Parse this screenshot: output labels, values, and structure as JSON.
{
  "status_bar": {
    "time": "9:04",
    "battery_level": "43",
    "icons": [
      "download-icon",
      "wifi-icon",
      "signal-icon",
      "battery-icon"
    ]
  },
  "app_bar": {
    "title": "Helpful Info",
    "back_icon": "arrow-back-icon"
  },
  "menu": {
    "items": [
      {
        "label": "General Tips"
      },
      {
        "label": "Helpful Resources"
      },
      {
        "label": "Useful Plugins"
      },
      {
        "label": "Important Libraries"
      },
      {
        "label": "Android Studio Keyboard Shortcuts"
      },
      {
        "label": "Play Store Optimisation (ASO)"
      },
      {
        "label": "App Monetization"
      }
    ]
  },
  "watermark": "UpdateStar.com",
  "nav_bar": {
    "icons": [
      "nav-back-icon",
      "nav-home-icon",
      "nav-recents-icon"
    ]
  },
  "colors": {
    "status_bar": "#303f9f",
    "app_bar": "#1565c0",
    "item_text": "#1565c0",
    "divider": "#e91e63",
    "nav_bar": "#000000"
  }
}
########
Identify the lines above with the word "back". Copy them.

    "back_icon": "arrow-back-icon"
      "nav-back-icon",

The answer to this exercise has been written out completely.